[Data records Boundary: Start]

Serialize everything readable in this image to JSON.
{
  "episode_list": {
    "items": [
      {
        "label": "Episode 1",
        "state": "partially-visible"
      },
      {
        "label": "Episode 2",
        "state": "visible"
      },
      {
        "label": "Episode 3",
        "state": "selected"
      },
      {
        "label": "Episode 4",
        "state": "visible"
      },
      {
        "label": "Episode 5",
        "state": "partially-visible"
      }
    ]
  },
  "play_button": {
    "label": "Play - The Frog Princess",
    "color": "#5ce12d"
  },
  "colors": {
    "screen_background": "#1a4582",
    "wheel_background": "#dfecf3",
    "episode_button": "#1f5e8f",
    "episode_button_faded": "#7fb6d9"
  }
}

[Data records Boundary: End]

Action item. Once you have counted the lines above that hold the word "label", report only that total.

Problem solution. 6